St. George Basilica, Angamaly
The construction work of newly built St George church, was initiated by the then Vicar, Very Rev. Fr. Paul Kariyatty. The foundation stone was laid by Cardinal Mar Varkey Vithayathil on 16th November, 1997 and the Church was consecrated on 31st December, 2006. It stands as the biggest church in Kerala having an area of 24,000 sq. feet and can accommodate 8,000 people at a stretch. The alter covers 2000 sq. feet and is furnished with statues of Holy men in glittering crystal and in metal.
At a time 50 priests can celebrate the Holy mass in Altar. A 24 feet length statue of crucified Christ along with St. Mary and St. John is affixed on the Altar. The dome of the church is about 185 ft height from the floor, which is mounted with a globe weighing 750 kg and a stainless steel 450 kg. The 16 windows surrounding the dome is decorated with the portraits of the Apostles, and the 64 windows of the church are imprinted with the Holy Men and the incidents of the New and the Old Testaments, on Belgium glass.
Pope Benedict XVI raised the Forane church into a Minor Basilica and informed through a decree to Cardinal Varkey Vithayathil, the Major Archbishop of the Syro-Malabar Church of Ernakulam-Angamaly. The decree was signed on 24th June, 2009 by the Prefect Cardinal Anonius Canizares Lovera of the Congregation for the Divine Worship and Discipline of the Sacraments. The Official declaration function was conducted in the evening of 27th August, 2009; and twenty eight bishops from all over the India were participated in the majestic historical function.
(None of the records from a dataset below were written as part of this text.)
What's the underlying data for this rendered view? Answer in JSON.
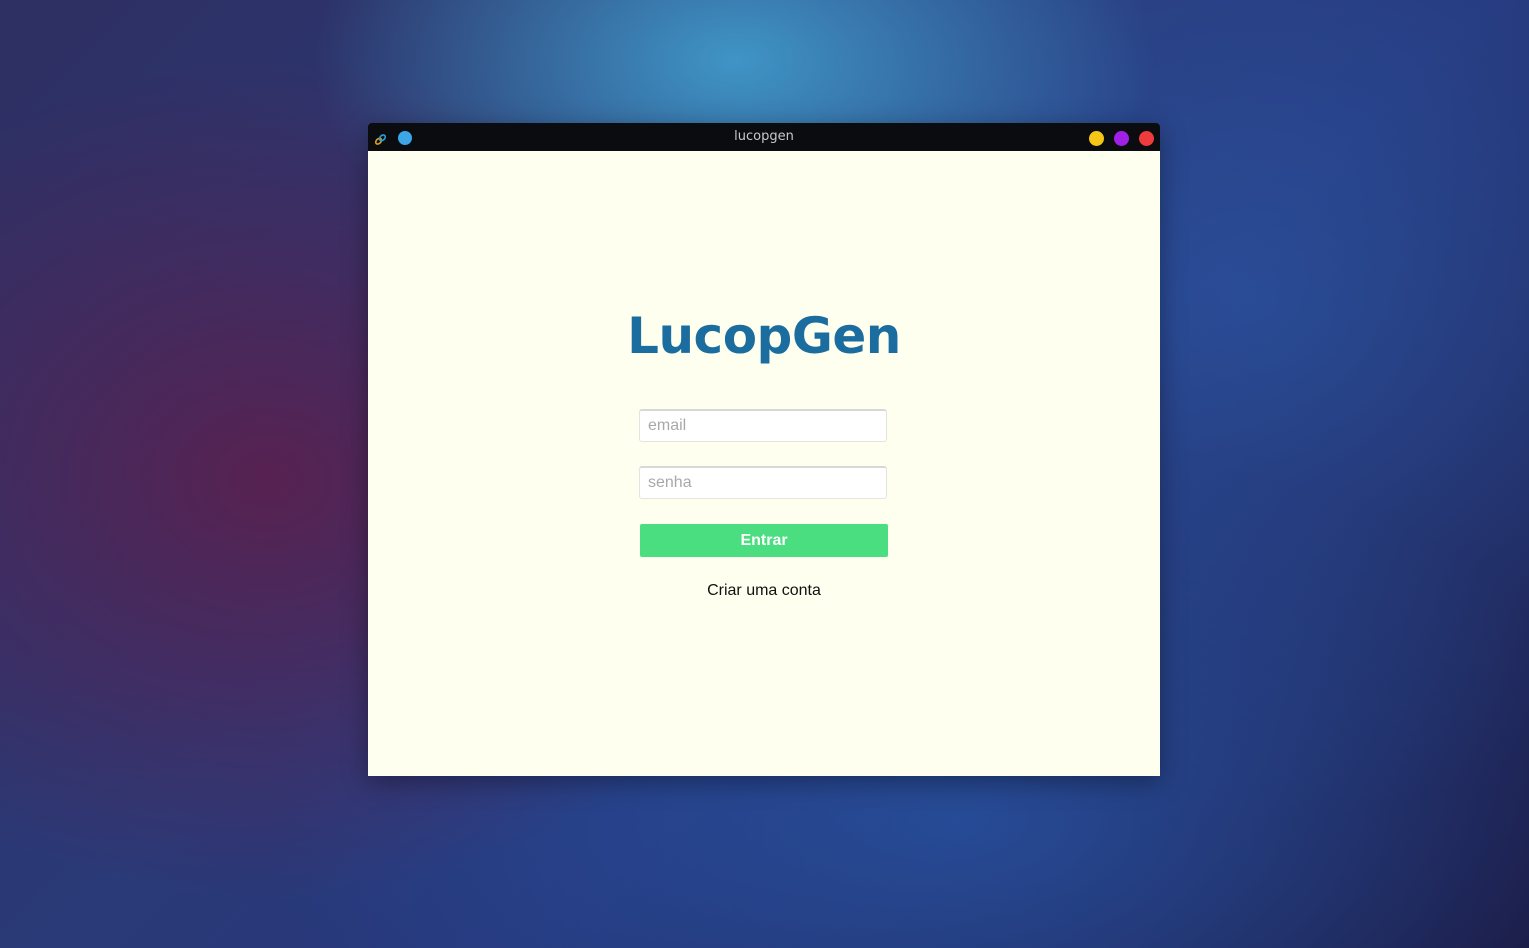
{
  "window": {
    "title": "lucopgen",
    "controls": {
      "minimize_color": "#f5c518",
      "maximize_color": "#a020e8",
      "close_color": "#ee3b3b"
    }
  },
  "app": {
    "brand": "LucopGen",
    "brand_color": "#1a6d9e",
    "background_color": "#fffff0"
  },
  "login_form": {
    "email_placeholder": "email",
    "email_value": "",
    "password_placeholder": "senha",
    "password_value": "",
    "submit_label": "Entrar",
    "submit_color": "#4ade80",
    "create_account_label": "Criar uma conta"
  },
  "icons": {
    "app_icon": "link-icon",
    "pin_dot": "blue-dot-icon"
  }
}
Angamaly parish with more than 2400 catholic families – the origin of St Thomas Syrian Christians in Malabar (Kerala), is now spiritually progressing by convincing and retrieving its lost antiquity.
The annual feast is celebrated as” Puthunjayar perunnal” in the name of Parish patron saint ‘St George’. According to traditional belief, St. George (A.D.275 – 23April 303), a Christian Martyr, was a Roman soldier and priest in the guard of Diocletian. In Hagiography St George is one of the most venerated saints in the Catholic (western and Eastern Rites), Anglican and Orthodox churches. He is commemorated in the tale of St. George and the Dragon and is one of the fourteen holy helpers.
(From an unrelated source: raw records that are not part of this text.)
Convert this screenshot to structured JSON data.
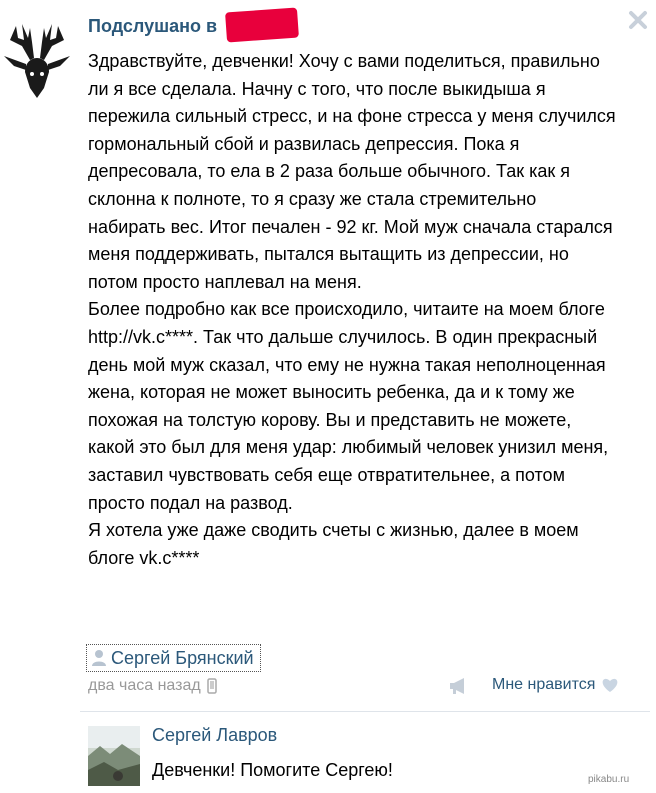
{
  "post": {
    "group_name": "Подслушано в",
    "paragraphs": [
      "Здравствуйте, девченки! Хочу с вами поделиться, правильно ли я все сделала. Начну с того, что после выкидыша я пережила сильный стресс, и на фоне стресса у меня случился гормональный сбой и развилась депрессия. Пока я депресовала, то ела в 2 раза больше обычного. Так как я склонна к полноте, то я сразу же стала стремительно набирать вес. Итог печален - 92 кг. Мой муж сначала старался меня поддерживать, пытался вытащить из депрессии, но потом просто наплевал на меня.",
      "Более подробно как все происходило, читаите на моем блоге http://vk.c****. Так что дальше случилось. В один прекрасный день мой муж сказал, что ему не нужна такая неполноценная жена, которая не может выносить ребенка, да и к тому же похожая на толстую корову. Вы и представить не можете, какой это был для меня удар: любимый человек унизил меня, заставил чувствовать себя еще отвратительнее, а потом просто подал на развод.",
      "Я хотела уже даже сводить счеты с жизнью, далее в моем блоге vk.c****"
    ],
    "signer": "Сергей Брянский",
    "time": "два часа назад",
    "like_label": "Мне нравится"
  },
  "comment": {
    "author": "Сергей Лавров",
    "text": "Девченки! Помогите Сергею!"
  },
  "watermark": "pikabu.ru",
  "colors": {
    "link": "#2b587a",
    "muted": "#999999",
    "redaction": "#e8003c"
  },
  "icons": [
    "deer-logo-icon",
    "close-icon",
    "user-icon",
    "mobile-icon",
    "megaphone-icon",
    "heart-icon"
  ]
}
At Angamaly the “Puthunjayar perunnal” is celebrated on Sunday and Monday, which come just after the Easter. There is no clear evidence about the commencement year of this festival. In ancient years, Angamaly was infested with bushes and reptiles mostly snake; which created a fearful environment for the residents. To surmount this situation, the people used to keep aside milk, eggs, fruits etc as an offering.
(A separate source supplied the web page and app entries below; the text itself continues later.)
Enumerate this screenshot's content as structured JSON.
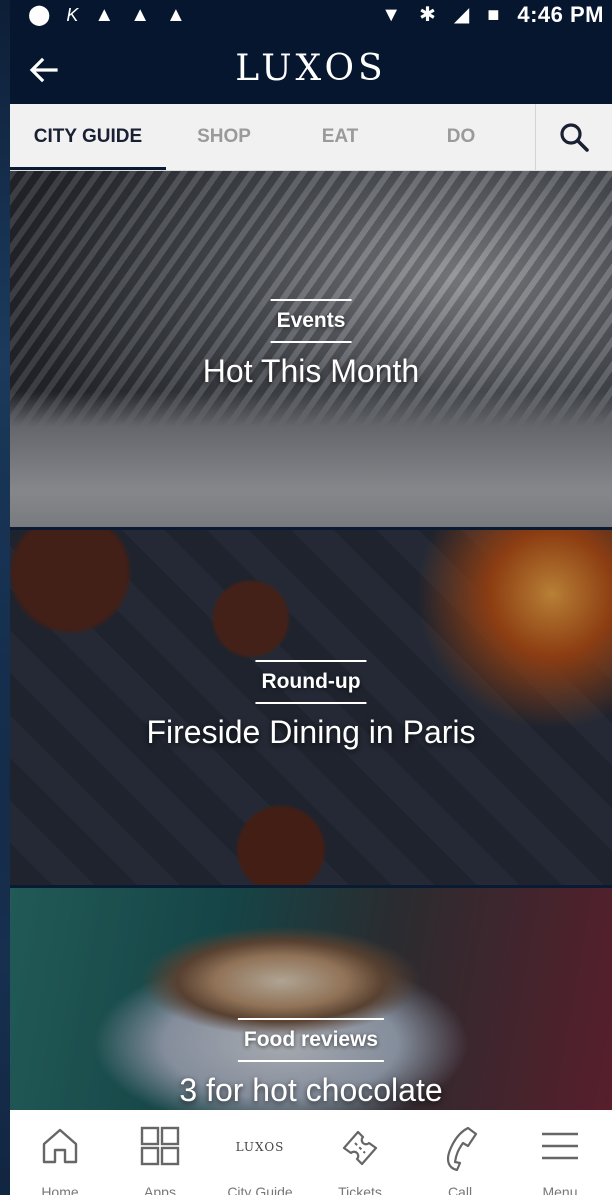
{
  "status_bar": {
    "time": "4:46 PM",
    "icons": [
      "shield-icon",
      "k-icon",
      "warning-icon",
      "warning-icon",
      "warning-icon",
      "signal-icon",
      "bluetooth-icon",
      "network-icon",
      "battery-icon"
    ]
  },
  "app_bar": {
    "title": "LUXOS",
    "back_icon": "arrow-left-icon"
  },
  "tabs": [
    {
      "label": "CITY GUIDE",
      "active": true
    },
    {
      "label": "SHOP",
      "active": false
    },
    {
      "label": "EAT",
      "active": false
    },
    {
      "label": "DO",
      "active": false
    }
  ],
  "search_icon": "search-icon",
  "cards": [
    {
      "eyebrow": "Events",
      "headline": "Hot This Month"
    },
    {
      "eyebrow": "Round-up",
      "headline": "Fireside Dining in Paris"
    },
    {
      "eyebrow": "Food reviews",
      "headline": "3 for hot chocolate"
    }
  ],
  "bottom_nav": [
    {
      "label": "Home",
      "icon": "home-icon"
    },
    {
      "label": "Apps",
      "icon": "grid-icon"
    },
    {
      "label": "City Guide",
      "icon": "luxos-logo",
      "logo_text": "LUXOS"
    },
    {
      "label": "Tickets",
      "icon": "ticket-icon"
    },
    {
      "label": "Call",
      "icon": "phone-icon"
    },
    {
      "label": "Menu",
      "icon": "menu-icon"
    }
  ],
  "colors": {
    "header_bg": "#06162e",
    "tab_bar_bg": "#f1f1f1",
    "tab_active": "#1a2033",
    "tab_inactive": "#9a9a9a"
  }
}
Knowing this, the Christian missionaries tried to eradicate their phony beliefs by enlightening gospel. They imparted knowledge about the gracious and audacious St. George. Soon after, the people became obliged to St George (locally called Geevarghese ) by experiencing the miraculous powers of St. George. The existing miraculous statue of St George at Angamaly Basilica was brought from Persia about six centuries ago. There are lot of mythical stories lively active about this statue among the people.
A folklore dance known as” Thullal “, sometimes mockingly called” devil’s dance”, was used to play during this festival to attract people, which are now banned by the ecclesiastical authorities. This annual feast is one of the widely celebrated catholic festivals in Kerala, in which many people from all over South India arrive in legions, especially from Udmelpettu (Tamil Nadu), with prayers and offerings. The offerings by the people’s mainly constitutes models and statues of snakes and eggs made of gold or silver, statues of saints, hens , oil etc. The Octave is also celebrated on Sunday in grand manner